Kyrie Irving’s future in Boston is as murky as it has ever looked.
Is it fair to expect Irving to make some sort of commitment to the Celtics moments after losing Game 5 and being bounced out of the playoffs by the Bucks? No, absolutely not.
That’s just not who Irving is, which is fair. We expected this kind of response when the initial question about his future in Boston was proposed:
“I’m going to be honest, I’m just trying to get back to Boston first, safely,” Irving said. “See my family, decompress, do what human beings do.”

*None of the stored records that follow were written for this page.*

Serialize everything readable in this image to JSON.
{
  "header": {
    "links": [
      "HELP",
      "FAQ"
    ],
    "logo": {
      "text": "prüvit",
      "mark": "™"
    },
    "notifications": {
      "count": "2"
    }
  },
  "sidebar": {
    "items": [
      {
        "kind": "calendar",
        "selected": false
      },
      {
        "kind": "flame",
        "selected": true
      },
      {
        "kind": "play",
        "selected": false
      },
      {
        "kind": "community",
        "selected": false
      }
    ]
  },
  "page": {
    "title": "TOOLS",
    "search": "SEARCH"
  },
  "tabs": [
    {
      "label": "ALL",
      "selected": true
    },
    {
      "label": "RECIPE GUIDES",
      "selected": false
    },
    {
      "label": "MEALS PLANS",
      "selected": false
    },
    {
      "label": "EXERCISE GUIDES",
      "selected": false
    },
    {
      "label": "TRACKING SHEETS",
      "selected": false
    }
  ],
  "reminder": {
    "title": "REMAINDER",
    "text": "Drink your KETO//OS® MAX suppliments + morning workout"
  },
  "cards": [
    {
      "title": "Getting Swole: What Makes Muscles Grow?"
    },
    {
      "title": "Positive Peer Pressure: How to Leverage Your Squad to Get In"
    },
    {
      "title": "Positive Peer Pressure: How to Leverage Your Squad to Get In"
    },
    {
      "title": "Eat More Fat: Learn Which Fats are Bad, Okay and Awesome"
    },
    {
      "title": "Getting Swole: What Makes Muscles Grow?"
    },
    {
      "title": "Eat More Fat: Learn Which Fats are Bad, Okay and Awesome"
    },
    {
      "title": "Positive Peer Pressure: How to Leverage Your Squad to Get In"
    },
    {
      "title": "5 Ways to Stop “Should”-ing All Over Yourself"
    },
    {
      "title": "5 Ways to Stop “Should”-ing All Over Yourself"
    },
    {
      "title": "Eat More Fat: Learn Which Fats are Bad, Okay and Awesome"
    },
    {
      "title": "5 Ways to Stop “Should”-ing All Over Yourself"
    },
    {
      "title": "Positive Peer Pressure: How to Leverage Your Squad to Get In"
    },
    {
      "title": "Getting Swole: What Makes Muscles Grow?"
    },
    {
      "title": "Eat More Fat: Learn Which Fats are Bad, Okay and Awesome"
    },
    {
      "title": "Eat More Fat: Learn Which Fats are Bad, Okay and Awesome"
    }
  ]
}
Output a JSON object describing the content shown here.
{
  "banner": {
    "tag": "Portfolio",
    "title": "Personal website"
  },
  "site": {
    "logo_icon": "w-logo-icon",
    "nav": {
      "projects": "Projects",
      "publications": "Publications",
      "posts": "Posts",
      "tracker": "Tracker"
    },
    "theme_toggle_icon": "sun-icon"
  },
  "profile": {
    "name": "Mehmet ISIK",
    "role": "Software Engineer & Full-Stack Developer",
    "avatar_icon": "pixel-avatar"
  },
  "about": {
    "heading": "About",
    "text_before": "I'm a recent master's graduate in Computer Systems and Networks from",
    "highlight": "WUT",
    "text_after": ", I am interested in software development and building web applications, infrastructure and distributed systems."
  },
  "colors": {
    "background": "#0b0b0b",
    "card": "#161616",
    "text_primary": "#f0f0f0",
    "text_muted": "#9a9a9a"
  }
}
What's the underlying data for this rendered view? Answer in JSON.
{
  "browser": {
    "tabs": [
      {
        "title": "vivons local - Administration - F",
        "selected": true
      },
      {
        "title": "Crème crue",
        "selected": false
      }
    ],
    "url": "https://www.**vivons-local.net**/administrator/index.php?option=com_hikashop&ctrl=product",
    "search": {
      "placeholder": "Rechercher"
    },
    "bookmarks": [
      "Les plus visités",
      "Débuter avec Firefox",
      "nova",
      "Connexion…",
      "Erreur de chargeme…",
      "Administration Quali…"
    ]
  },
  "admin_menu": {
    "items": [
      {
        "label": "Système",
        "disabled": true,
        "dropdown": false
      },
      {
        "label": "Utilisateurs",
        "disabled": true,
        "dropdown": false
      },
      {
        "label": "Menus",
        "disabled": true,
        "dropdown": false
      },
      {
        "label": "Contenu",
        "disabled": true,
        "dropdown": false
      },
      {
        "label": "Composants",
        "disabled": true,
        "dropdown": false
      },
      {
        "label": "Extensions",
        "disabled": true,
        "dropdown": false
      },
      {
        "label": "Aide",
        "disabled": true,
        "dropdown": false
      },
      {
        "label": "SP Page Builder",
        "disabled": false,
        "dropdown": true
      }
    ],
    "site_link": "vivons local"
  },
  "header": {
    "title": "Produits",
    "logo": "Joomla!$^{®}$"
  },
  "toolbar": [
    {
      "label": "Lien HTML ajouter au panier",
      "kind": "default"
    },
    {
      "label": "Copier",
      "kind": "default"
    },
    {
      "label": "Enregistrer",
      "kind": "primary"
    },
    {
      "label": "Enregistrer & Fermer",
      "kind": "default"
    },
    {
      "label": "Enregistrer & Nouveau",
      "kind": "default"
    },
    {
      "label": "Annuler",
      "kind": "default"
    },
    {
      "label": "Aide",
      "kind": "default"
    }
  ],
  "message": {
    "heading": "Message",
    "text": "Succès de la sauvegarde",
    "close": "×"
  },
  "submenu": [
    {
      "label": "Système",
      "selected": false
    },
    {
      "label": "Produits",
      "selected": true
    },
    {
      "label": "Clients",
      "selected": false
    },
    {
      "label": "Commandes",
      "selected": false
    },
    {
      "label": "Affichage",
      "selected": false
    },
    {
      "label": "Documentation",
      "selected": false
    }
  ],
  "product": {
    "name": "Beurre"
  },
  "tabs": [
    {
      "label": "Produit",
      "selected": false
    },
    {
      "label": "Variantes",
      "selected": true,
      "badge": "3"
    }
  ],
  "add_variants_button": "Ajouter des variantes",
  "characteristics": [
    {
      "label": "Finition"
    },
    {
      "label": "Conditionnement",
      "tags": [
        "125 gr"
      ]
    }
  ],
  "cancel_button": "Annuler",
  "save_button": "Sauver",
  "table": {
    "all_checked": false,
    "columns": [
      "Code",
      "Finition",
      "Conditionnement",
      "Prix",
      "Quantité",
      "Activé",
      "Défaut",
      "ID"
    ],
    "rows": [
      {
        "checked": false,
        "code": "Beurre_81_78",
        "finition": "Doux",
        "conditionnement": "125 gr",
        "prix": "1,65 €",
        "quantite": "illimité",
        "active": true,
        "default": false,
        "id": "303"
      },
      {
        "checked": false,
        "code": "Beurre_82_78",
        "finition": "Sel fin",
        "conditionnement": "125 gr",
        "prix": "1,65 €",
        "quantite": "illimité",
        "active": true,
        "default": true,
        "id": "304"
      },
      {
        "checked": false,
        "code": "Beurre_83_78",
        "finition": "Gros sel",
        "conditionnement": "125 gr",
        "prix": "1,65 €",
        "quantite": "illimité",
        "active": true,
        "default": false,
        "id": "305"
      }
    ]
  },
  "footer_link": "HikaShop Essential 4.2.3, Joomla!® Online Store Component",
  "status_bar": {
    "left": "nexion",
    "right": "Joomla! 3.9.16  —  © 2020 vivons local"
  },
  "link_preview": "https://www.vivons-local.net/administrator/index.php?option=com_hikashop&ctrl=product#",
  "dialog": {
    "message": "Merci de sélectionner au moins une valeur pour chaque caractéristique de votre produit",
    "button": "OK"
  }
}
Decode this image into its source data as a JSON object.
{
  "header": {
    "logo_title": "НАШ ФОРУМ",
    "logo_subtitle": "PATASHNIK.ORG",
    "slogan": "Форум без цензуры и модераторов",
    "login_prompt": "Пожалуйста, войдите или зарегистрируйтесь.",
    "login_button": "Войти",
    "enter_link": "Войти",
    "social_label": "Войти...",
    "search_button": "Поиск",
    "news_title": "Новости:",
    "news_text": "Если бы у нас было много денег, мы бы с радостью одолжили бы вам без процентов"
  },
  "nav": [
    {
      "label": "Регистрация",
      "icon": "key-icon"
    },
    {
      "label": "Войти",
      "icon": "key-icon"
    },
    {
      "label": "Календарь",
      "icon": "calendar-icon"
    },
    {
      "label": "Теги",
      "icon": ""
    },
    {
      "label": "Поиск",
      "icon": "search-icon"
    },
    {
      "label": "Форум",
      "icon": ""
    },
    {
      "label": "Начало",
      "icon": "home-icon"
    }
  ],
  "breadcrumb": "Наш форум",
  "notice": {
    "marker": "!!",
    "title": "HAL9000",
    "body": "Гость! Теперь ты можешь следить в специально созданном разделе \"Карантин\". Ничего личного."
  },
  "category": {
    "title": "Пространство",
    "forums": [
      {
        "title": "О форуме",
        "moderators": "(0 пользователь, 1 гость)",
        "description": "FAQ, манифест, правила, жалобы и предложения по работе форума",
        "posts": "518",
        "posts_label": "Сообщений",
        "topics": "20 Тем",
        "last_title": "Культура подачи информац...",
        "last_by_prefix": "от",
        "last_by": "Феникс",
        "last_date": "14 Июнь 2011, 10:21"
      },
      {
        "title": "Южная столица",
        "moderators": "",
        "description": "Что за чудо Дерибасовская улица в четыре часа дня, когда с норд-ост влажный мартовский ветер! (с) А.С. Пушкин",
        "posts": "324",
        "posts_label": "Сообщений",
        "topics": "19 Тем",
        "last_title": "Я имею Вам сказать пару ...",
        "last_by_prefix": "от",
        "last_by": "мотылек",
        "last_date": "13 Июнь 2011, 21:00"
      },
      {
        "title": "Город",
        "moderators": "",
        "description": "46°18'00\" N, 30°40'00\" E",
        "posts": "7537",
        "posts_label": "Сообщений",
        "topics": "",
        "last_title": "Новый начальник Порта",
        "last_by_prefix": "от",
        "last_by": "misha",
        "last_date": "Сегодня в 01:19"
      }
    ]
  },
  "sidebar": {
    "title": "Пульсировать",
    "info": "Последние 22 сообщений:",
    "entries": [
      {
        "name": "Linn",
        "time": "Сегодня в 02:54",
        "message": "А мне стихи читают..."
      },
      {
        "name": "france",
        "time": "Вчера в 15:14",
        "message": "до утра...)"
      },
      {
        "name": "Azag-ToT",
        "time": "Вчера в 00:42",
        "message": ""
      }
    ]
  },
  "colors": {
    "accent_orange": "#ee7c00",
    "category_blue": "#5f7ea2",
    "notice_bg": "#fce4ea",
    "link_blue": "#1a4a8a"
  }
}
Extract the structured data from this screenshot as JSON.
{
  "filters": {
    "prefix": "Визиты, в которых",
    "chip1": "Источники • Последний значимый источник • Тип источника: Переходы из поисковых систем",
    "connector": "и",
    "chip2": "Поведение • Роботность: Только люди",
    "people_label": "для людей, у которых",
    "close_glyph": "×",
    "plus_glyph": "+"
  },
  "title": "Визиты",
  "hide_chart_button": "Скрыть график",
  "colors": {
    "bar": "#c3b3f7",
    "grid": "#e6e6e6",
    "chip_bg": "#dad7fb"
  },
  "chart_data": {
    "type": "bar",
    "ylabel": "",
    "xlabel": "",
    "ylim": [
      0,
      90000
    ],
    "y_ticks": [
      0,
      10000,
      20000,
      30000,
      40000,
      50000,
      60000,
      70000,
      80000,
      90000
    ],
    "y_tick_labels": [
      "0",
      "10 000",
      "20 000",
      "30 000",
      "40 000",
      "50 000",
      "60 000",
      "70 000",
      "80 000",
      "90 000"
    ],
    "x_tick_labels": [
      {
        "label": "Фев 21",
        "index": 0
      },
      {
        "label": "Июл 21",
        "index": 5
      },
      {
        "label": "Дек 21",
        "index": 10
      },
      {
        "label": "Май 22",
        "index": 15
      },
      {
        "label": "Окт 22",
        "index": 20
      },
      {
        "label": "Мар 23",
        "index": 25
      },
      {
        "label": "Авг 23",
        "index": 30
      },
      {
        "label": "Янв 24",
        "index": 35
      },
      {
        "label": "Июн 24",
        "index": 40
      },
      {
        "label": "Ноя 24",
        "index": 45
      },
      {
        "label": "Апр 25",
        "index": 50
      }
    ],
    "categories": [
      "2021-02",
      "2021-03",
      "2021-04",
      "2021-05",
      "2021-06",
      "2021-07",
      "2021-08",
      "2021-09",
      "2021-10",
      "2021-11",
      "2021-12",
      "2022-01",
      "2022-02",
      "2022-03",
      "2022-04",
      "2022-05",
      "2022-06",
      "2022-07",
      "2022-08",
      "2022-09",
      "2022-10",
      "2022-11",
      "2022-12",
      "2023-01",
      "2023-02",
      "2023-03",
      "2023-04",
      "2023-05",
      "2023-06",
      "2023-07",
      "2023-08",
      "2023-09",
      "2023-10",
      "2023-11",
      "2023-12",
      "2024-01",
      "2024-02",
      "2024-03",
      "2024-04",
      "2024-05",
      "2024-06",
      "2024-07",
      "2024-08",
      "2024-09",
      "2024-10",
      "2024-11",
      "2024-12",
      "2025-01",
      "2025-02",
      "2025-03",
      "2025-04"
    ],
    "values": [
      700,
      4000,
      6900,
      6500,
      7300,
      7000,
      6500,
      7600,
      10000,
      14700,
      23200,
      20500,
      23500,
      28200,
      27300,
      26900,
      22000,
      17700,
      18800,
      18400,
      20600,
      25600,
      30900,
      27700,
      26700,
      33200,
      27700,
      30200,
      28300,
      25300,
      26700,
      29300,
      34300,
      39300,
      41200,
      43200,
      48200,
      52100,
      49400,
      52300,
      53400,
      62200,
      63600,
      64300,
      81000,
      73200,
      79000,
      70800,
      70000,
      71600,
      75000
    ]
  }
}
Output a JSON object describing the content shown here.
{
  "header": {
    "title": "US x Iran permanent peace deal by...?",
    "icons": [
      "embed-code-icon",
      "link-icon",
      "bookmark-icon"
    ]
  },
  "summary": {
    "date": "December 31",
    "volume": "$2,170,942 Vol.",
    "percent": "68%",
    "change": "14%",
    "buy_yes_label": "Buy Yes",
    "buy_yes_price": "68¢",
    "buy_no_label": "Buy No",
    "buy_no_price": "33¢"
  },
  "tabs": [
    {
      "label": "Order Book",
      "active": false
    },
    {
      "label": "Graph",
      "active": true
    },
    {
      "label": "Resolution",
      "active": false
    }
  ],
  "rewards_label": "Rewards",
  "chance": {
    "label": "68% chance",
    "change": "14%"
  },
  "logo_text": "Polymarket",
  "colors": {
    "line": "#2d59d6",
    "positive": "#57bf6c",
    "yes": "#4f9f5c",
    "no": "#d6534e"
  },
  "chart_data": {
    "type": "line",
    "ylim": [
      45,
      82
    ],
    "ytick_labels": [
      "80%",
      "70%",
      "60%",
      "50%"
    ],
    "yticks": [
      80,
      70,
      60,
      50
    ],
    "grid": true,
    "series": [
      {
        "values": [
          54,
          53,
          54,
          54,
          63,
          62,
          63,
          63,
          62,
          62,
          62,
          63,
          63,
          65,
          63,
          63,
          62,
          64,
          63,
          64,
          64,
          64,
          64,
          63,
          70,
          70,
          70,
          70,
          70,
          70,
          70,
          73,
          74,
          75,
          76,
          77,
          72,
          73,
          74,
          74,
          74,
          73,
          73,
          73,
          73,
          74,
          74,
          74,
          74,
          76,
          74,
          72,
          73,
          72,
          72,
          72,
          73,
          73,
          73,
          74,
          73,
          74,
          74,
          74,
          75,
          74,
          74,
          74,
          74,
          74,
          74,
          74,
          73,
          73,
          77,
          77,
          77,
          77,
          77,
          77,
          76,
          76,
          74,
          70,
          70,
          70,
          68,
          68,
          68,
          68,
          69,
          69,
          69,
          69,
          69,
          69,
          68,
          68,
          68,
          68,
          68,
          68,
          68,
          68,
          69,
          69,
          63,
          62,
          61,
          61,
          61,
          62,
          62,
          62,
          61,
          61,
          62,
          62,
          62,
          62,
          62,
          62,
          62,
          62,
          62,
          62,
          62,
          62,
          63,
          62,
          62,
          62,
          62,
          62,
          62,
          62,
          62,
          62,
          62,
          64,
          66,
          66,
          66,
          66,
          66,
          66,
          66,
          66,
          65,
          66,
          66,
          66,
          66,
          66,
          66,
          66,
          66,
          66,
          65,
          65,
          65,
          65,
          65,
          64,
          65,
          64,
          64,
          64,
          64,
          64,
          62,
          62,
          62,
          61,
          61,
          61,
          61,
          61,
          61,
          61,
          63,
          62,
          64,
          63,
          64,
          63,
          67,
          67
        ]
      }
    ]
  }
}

However, hearing Irving go on and on about what transpired this year without offering any kind of solace or appreciating for the organization and coaching staff has to be one of the most troubling signs if you’re Danny Ainge and the Celtics. Irving’s decision is far beyond an easy one.
Between now and July 1, his free agency process will be the focal point of the Celtics’ off-season for a franchise trying to piece together what went wrong and what the best course of action should be, moving forward. After starting off the postseason winning five consecutive games, the Celtics dropped four straight in a gentleman’s sweep by the hands of the Bucks — a disappointing end to a season with so much promise back in September.
“A lot of lesson to take from this season,” Irving said. “From Day 1, training camp, until now. It just felt like a rush. I tried to enjoy as many moments as I could. It really comes down to great team basketball, who’s playing better at a certain time of the year and the connectivity, able to respond, you know they showed all year why they were who they were.”
Milwaukee also did a terrific job of containing Irving and forcing him to turn in some of the worst shooting performances of his playoff career. He finished with 15 points on 6-of-21 attempts from the floor Wednesday night, his worst game since Game 2 — when he went 4-of-18 and finished with nine points.
Irving shot at a 30 percent clip on 25-of-83 throughout the final four games of the series. Making matters worse, he didn’t even mention the Celtics as a viable option throughout his decision-making process between now and July 1, when he was asked a two-part question:
How disappointed are you about how the season ended and is Boston a place you’d consider coming back to?
“Truth be told, it’s no time to be disappointed,” Irving said. “You take your lesson, you take the ass-whopping that they handed us and you move on. It’s a basketball journey, obviously, you want to keep playing but they put a haul to that and they deserved the series, and they played like they wanted it. I’m looking forward to seeing them go to the Eastern Conference Finals and playing their next opponent. It was a great opponent for me to play against for the rest of my career because I know I won’t forget something like this — the taste of feeling defeat in this type of style — being down 1-4, I haven’t felt.
“For me, it’s just moving onto the next thing and just seeing where that ends up.”
Right now, the chances of seeing Irving back in a Celtics uniform doesn’t look good. While a lot can change in 7-8 weeks, the fact of the matter is, Kyrie had an opportunity to declare Boston as a potential front-runner and elected to keep everyone guessing.
Guessing if his time with the Celtics was something he can build on with the organization moving forward or if it was just a learning experience that he’ll take with him when he eventually moves on to his next destination.
Full article @ Why it feels like Kyrie Irving doesn’t plan on staying in Boston
Source: GreenStreet Blog